Microsoft is working on a browser-based edition of its cloud gaming service Project xCloud, according to multiple reports. Business Insider reported that Xbox chief Phil Spencer told Microsoft employees at a meeting Wednesday that the company will pursue a “direct browser-based solution” for bringing the cloud-based, multi-platform version of its Xbox Game Pass subscription service to Apple’s family of devices. The Verge cites unnamed sources confirming the plans.
This news comes almost a month after Apple launched a new set of rules for its App Store in September. It would have allowed Microsoft to officially bring an xCloud app to iOS, but only if each game on the service was submitted to Apple as a separate playable app. As there are dozens of games on the Game Pass at any given time and they rotate in and out of the service monthly, this was essentially a case of Apple setting up a logistically-infeasible series of hoops for Microsoft to jump through. Naturally, Microsoft opted to decline.
According to Apple, this was done to make sure that Microsoft’s library of games on Game Pass all individually meet Apple’s stringent guidelines for the App Store. According to everyone else, it’s another case this year of Apple using its policies as a weapon against competitors. If xCloud (and similar services such as Google Stadia) were available in the App Store, that would provide a natural competitor for Apple’s own subscription service, Apple Arcade. If Apple were to follow its own stated policies, then Apple Arcade could not exist on the App Store in its current format.
While Microsoft has reportedly not given up hope that xCloud will be directly available on iOS at some point in its present form, and is continuing internal development on an app for the purpose, its plan for now is to use a web version of xCloud to circumvent the App Store entirely.
Amazon Luna is using a similar workaround for its own debut on iOS, by appearing on the service as a progressive web app — a website that can be run independently of a web browser — rather than an app in the store.
This isn’t quite as sneaky as it looks. Apple made sure to note in specific language in its September rules revision that interested publishers can always reach an audience on iOS via the open Internet. This can be read as a bit of legal bases-covering —”we can’t hope to control the entire Internet, so whatever you download from that is your problem” — or as encouraging upset would-be App Store publishers to take their toys and go home.
However it ended up there, it’s a blatant loophole, which Amazon and now Microsoft are happily exploiting.
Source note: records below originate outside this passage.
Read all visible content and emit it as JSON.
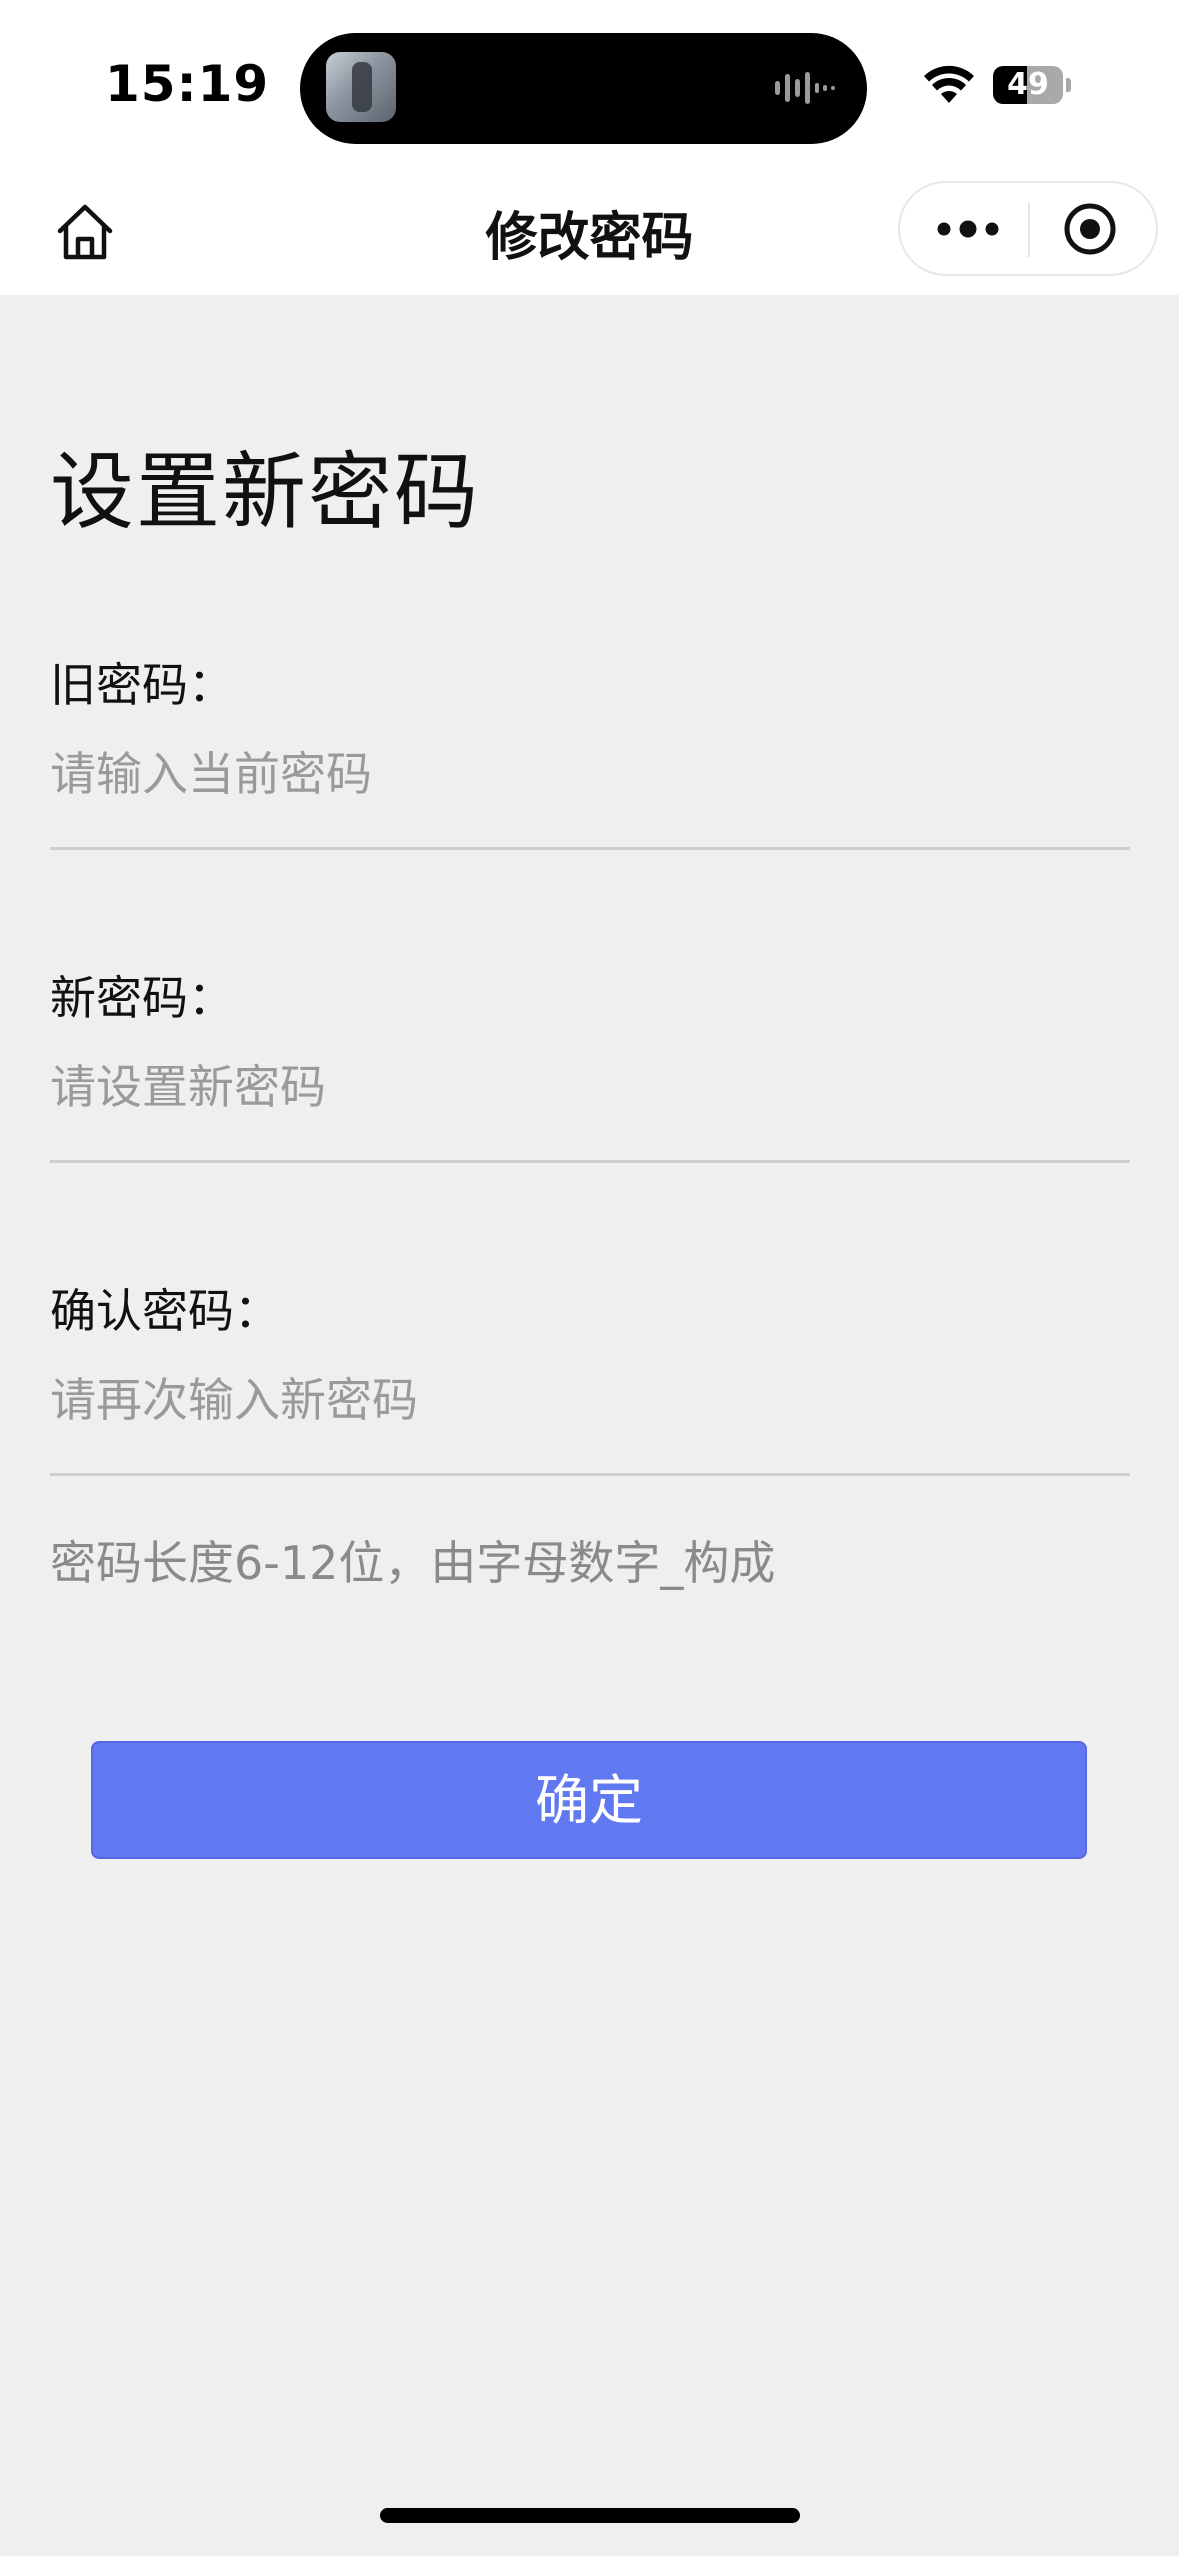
{
  "status_bar": {
    "time": "15:19",
    "battery_level": "49",
    "battery_fraction": 0.49
  },
  "nav": {
    "title": "修改密码",
    "home_icon": "home-icon",
    "more_icon": "more-dots-icon",
    "close_icon": "target-close-icon"
  },
  "form": {
    "heading": "设置新密码",
    "fields": [
      {
        "label": "旧密码：",
        "placeholder": "请输入当前密码"
      },
      {
        "label": "新密码：",
        "placeholder": "请设置新密码"
      },
      {
        "label": "确认密码：",
        "placeholder": "请再次输入新密码"
      }
    ],
    "hint": "密码长度6-12位，由字母数字_构成",
    "submit_label": "确定"
  },
  "colors": {
    "background": "#efefef",
    "accent": "#6079f1",
    "navbar": "#ffffff",
    "placeholder": "#9a9a9a"
  }
}
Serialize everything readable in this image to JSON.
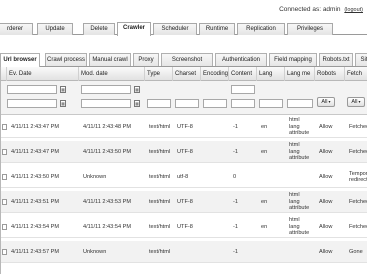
{
  "header": {
    "connected_label": "Connected as: admin",
    "logout_label": "(logout)"
  },
  "main_tabs": [
    {
      "label": "rderer"
    },
    {
      "label": "Update"
    },
    {
      "label": "Delete"
    },
    {
      "label": "Crawler"
    },
    {
      "label": "Scheduler"
    },
    {
      "label": "Runtime"
    },
    {
      "label": "Replication"
    },
    {
      "label": "Privileges"
    }
  ],
  "sub_tabs": [
    {
      "label": "Url browser"
    },
    {
      "label": "Crawl process"
    },
    {
      "label": "Manual crawl"
    },
    {
      "label": "Proxy"
    },
    {
      "label": "Screenshot"
    },
    {
      "label": "Authentication"
    },
    {
      "label": "Field mapping"
    },
    {
      "label": "Robots.txt"
    },
    {
      "label": "Sit"
    }
  ],
  "columns": [
    {
      "label": "Ev. Date"
    },
    {
      "label": "Mod. date"
    },
    {
      "label": "Type"
    },
    {
      "label": "Charset"
    },
    {
      "label": "Encoding"
    },
    {
      "label": "Content"
    },
    {
      "label": "Lang"
    },
    {
      "label": "Lang me"
    },
    {
      "label": "Robots"
    },
    {
      "label": "Fetch"
    }
  ],
  "filters": {
    "robots_select": "All",
    "fetch_select": "All"
  },
  "rows": [
    {
      "ev": "4/11/11 2:43:47 PM",
      "mod": "4/11/11 2:43:48 PM",
      "type": "text/html",
      "charset": "UTF-8",
      "content": "-1",
      "lang": "en",
      "lang_method": [
        "html",
        "lang",
        "attribute"
      ],
      "robots": "Allow",
      "fetch": [
        "Fetched"
      ]
    },
    {
      "ev": "4/11/11 2:43:47 PM",
      "mod": "4/11/11 2:43:50 PM",
      "type": "text/html",
      "charset": "UTF-8",
      "content": "-1",
      "lang": "en",
      "lang_method": [
        "html",
        "lang",
        "attribute"
      ],
      "robots": "Allow",
      "fetch": [
        "Fetched"
      ]
    },
    {
      "ev": "4/11/11 2:43:50 PM",
      "mod": "Unknown",
      "type": "text/html",
      "charset": "utf-8",
      "content": "0",
      "lang": "",
      "lang_method": [],
      "robots": "Allow",
      "fetch": [
        "Tempora",
        "redirect"
      ]
    },
    {
      "ev": "4/11/11 2:43:51 PM",
      "mod": "4/11/11 2:43:53 PM",
      "type": "text/html",
      "charset": "UTF-8",
      "content": "-1",
      "lang": "en",
      "lang_method": [
        "html",
        "lang",
        "attribute"
      ],
      "robots": "Allow",
      "fetch": [
        "Fetched"
      ]
    },
    {
      "ev": "4/11/11 2:43:54 PM",
      "mod": "4/11/11 2:43:54 PM",
      "type": "text/html",
      "charset": "UTF-8",
      "content": "-1",
      "lang": "en",
      "lang_method": [
        "html",
        "lang",
        "attribute"
      ],
      "robots": "Allow",
      "fetch": [
        "Fetched"
      ]
    },
    {
      "ev": "4/11/11 2:43:57 PM",
      "mod": "Unknown",
      "type": "text/html",
      "charset": "",
      "content": "-1",
      "lang": "",
      "lang_method": [],
      "robots": "Allow",
      "fetch": [
        "Gone"
      ]
    }
  ]
}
That suggests that other big companies may soon follow suit, opting to self-publish for iOS via the mobile web rather than let Apple take some of their in-app purchasing revenue.
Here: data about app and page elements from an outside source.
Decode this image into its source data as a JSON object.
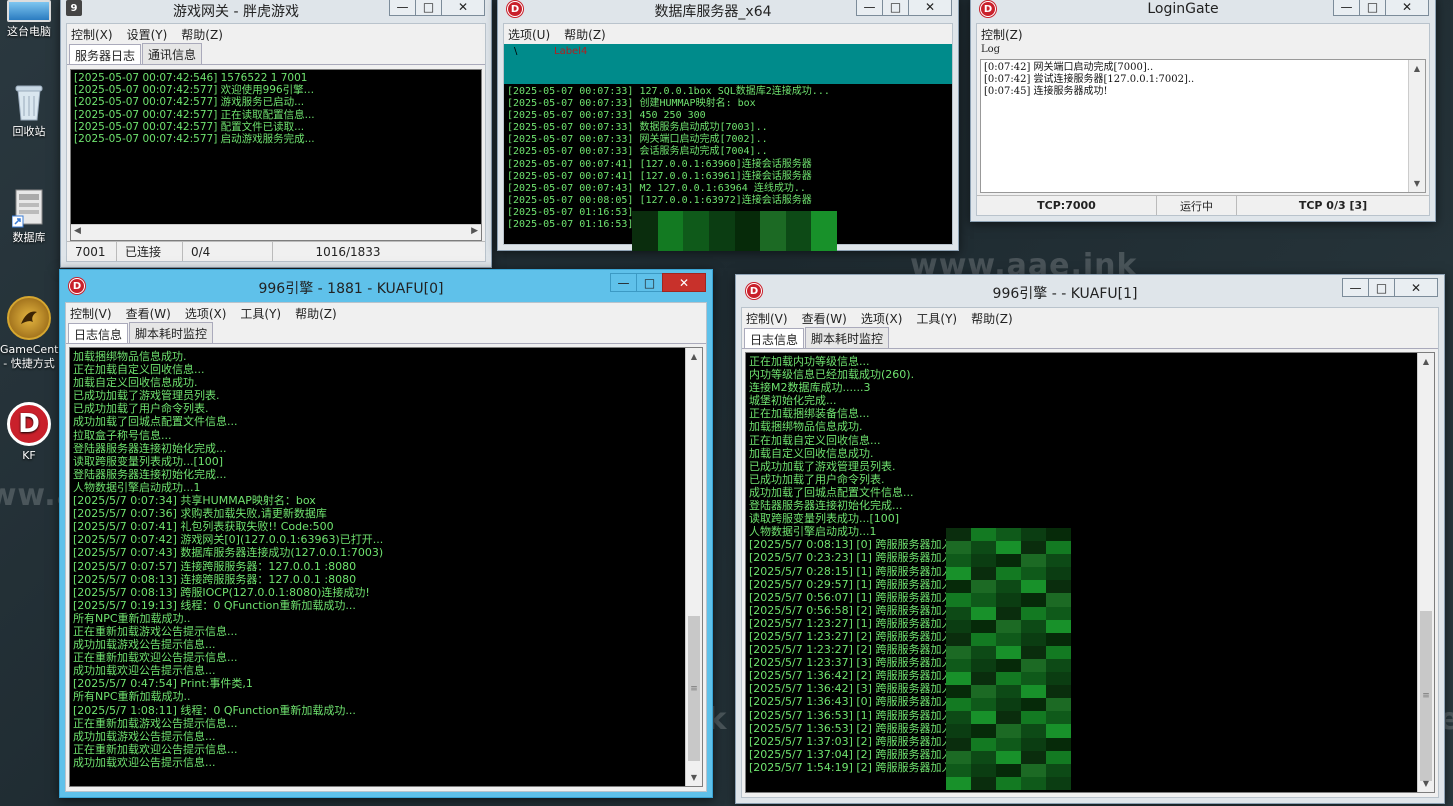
{
  "desktop": {
    "icons": [
      {
        "label": "这台电脑",
        "icon": "computer-icon"
      },
      {
        "label": "回收站",
        "icon": "recycle-bin-icon"
      },
      {
        "label": "数据库",
        "icon": "database-shortcut-icon"
      },
      {
        "label": "GameCente\n- 快捷方式",
        "icon": "gamecenter-icon"
      },
      {
        "label": "KF",
        "icon": "kf-app-icon"
      }
    ],
    "watermark": "www.aae.ink"
  },
  "gate": {
    "title": "游戏网关 - 胖虎游戏",
    "menu": [
      "控制(X)",
      "设置(Y)",
      "帮助(Z)"
    ],
    "tabs": [
      "服务器日志",
      "通讯信息"
    ],
    "lines": [
      "[2025-05-07 00:07:42:546] 1576522 1 7001",
      "[2025-05-07 00:07:42:577] 欢迎使用996引擎…",
      "[2025-05-07 00:07:42:577] 游戏服务已启动...",
      "[2025-05-07 00:07:42:577] 正在读取配置信息...",
      "[2025-05-07 00:07:42:577] 配置文件已读取...",
      "[2025-05-07 00:07:42:577] 启动游戏服务完成..."
    ],
    "status": [
      "7001",
      "已连接",
      "0/4",
      "1016/1833"
    ]
  },
  "db": {
    "title": "数据库服务器_x64",
    "menu": [
      "选项(U)",
      "帮助(Z)"
    ],
    "slash": "\\",
    "label": "Label4",
    "lines": [
      "[2025-05-07 00:07:33] 127.0.0.1box SQL数据库2连接成功...",
      "[2025-05-07 00:07:33] 创建HUMMAP映射名: box",
      "[2025-05-07 00:07:33] 450 250 300",
      "[2025-05-07 00:07:33] 数据服务启动成功[7003]..",
      "[2025-05-07 00:07:33] 网关端口启动完成[7002]..",
      "[2025-05-07 00:07:33] 会话服务启动完成[7004]..",
      "[2025-05-07 00:07:41] [127.0.0.1:63960]连接会话服务器",
      "[2025-05-07 00:07:41] [127.0.0.1:63961]连接会话服务器",
      "[2025-05-07 00:07:43] M2 127.0.0.1:63964 连线成功..",
      "[2025-05-07 00:08:05] [127.0.0.1:63972]连接会话服务器",
      "[2025-05-07 01:16:53]",
      "[2025-05-07 01:16:53]"
    ]
  },
  "login": {
    "title": "LoginGate",
    "menu": [
      "控制(Z)"
    ],
    "section": "Log",
    "lines": [
      "[0:07:42] 网关端口启动完成[7000]..",
      "[0:07:42] 尝试连接服务器[127.0.0.1:7002]..",
      "[0:07:45] 连接服务器成功!"
    ],
    "status": [
      "TCP:7000",
      "运行中",
      "TCP 0/3 [3]"
    ]
  },
  "engine0": {
    "title": "996引擎 - 1881 - KUAFU[0]",
    "menu": [
      "控制(V)",
      "查看(W)",
      "选项(X)",
      "工具(Y)",
      "帮助(Z)"
    ],
    "tabs": [
      "日志信息",
      "脚本耗时监控"
    ],
    "lines": [
      "加载捆绑物品信息成功.",
      "正在加载自定义回收信息...",
      "加载自定义回收信息成功.",
      "已成功加载了游戏管理员列表.",
      "已成功加载了用户命令列表.",
      "成功加载了回城点配置文件信息...",
      "拉取盒子称号信息...",
      "登陆器服务器连接初始化完成...",
      "读取跨服变量列表成功...[100]",
      "登陆器服务器连接初始化完成...",
      "人物数据引擎启动成功...1",
      "[2025/5/7 0:07:34] 共享HUMMAP映射名：box",
      "[2025/5/7 0:07:36] 求购表加载失败,请更新数据库",
      "[2025/5/7 0:07:41] 礼包列表获取失败!! Code:500",
      "[2025/5/7 0:07:42] 游戏网关[0](127.0.0.1:63963)已打开...",
      "[2025/5/7 0:07:43] 数据库服务器连接成功(127.0.0.1:7003)",
      "[2025/5/7 0:07:57] 连接跨服服务器：127.0.0.1 :8080",
      "[2025/5/7 0:08:13] 连接跨服服务器：127.0.0.1 :8080",
      "[2025/5/7 0:08:13] 跨服IOCP(127.0.0.1:8080)连接成功!",
      "[2025/5/7 0:19:13] 线程：0 QFunction重新加载成功...",
      "所有NPC重新加载成功..",
      "正在重新加载游戏公告提示信息...",
      "成功加载游戏公告提示信息...",
      "正在重新加载欢迎公告提示信息...",
      "成功加载欢迎公告提示信息...",
      "[2025/5/7 0:47:54] Print:事件类,1",
      "所有NPC重新加载成功..",
      "[2025/5/7 1:08:11] 线程：0 QFunction重新加载成功...",
      "正在重新加载游戏公告提示信息...",
      "成功加载游戏公告提示信息...",
      "正在重新加载欢迎公告提示信息...",
      "成功加载欢迎公告提示信息..."
    ]
  },
  "engine1": {
    "title": "996引擎 -  - KUAFU[1]",
    "menu": [
      "控制(V)",
      "查看(W)",
      "选项(X)",
      "工具(Y)",
      "帮助(Z)"
    ],
    "tabs": [
      "日志信息",
      "脚本耗时监控"
    ],
    "lines": [
      "正在加载内功等级信息...",
      "内功等级信息已经加载成功(260).",
      "连接M2数据库成功......3",
      "城堡初始化完成...",
      "正在加载捆绑装备信息...",
      "加载捆绑物品信息成功.",
      "正在加载自定义回收信息...",
      "加载自定义回收信息成功.",
      "已成功加载了游戏管理员列表.",
      "已成功加载了用户命令列表.",
      "成功加载了回城点配置文件信息...",
      "登陆器服务器连接初始化完成...",
      "读取跨服变量列表成功...[100]",
      "人物数据引擎启动成功...1",
      "[2025/5/7 0:08:13] [0] 跨服服务器加入|",
      "[2025/5/7 0:23:23] [1] 跨服服务器加入|",
      "[2025/5/7 0:28:15] [1] 跨服服务器加入|",
      "[2025/5/7 0:29:57] [1] 跨服服务器加入|",
      "[2025/5/7 0:56:07] [1] 跨服服务器加入|",
      "[2025/5/7 0:56:58] [2] 跨服服务器加入|",
      "[2025/5/7 1:23:27] [1] 跨服服务器加入|",
      "[2025/5/7 1:23:27] [2] 跨服服务器加入|",
      "[2025/5/7 1:23:27] [2] 跨服服务器加入|",
      "[2025/5/7 1:23:37] [3] 跨服服务器加入|",
      "[2025/5/7 1:36:42] [2] 跨服服务器加入|",
      "[2025/5/7 1:36:42] [3] 跨服服务器加入|",
      "[2025/5/7 1:36:43] [0] 跨服服务器加入|",
      "[2025/5/7 1:36:53] [1] 跨服服务器加入|",
      "[2025/5/7 1:36:53] [2] 跨服服务器加入|",
      "[2025/5/7 1:37:03] [2] 跨服服务器加入|",
      "[2025/5/7 1:37:04] [2] 跨服服务器加入|",
      "[2025/5/7 1:54:19] [2] 跨服服务器加入|"
    ]
  },
  "colors": {
    "log_text": "#6fe36f",
    "db_header": "#008b8b",
    "active_title": "#5fc1ea",
    "close_red": "#c8312b"
  }
}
That, in turn, has interesting potential long-term implications for Apple. The company has been very protective over the App Store in the last few years, as it’s one of the most lucrative digital storefronts in modern games, due to having a “captive audience” of iPad and iPhone users. That’s set the stage for a series of backfires on Apple, however, which also includes being named as a tech monopoly in a report released this week by House Democrats and a well-publicized ongoing lawsuit with Epic Games over in-app purchases in the mobile version of Fortnite.
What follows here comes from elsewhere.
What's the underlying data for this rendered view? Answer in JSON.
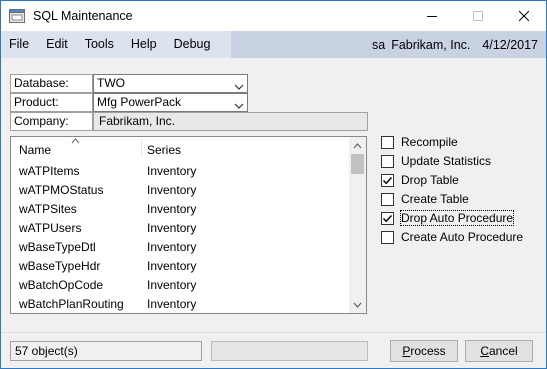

Microsoft launched Project xCloud on Sept. 15 as a part of its Xbox Game Pass service. Subscribers can use compatible media devices, such as Xboxes and Android tablets, to dial into xCloud’s servers and play video games from Microsoft’s preselected library remotely. This is lag-sensitive and a huge bandwidth hog, but also offers players a low-cost way to experience big-ticket Xbox games. Microsoft next reportedly plans to bring xCloud to Windows 10 PCs as an app in the Windows Store at some point in 2021.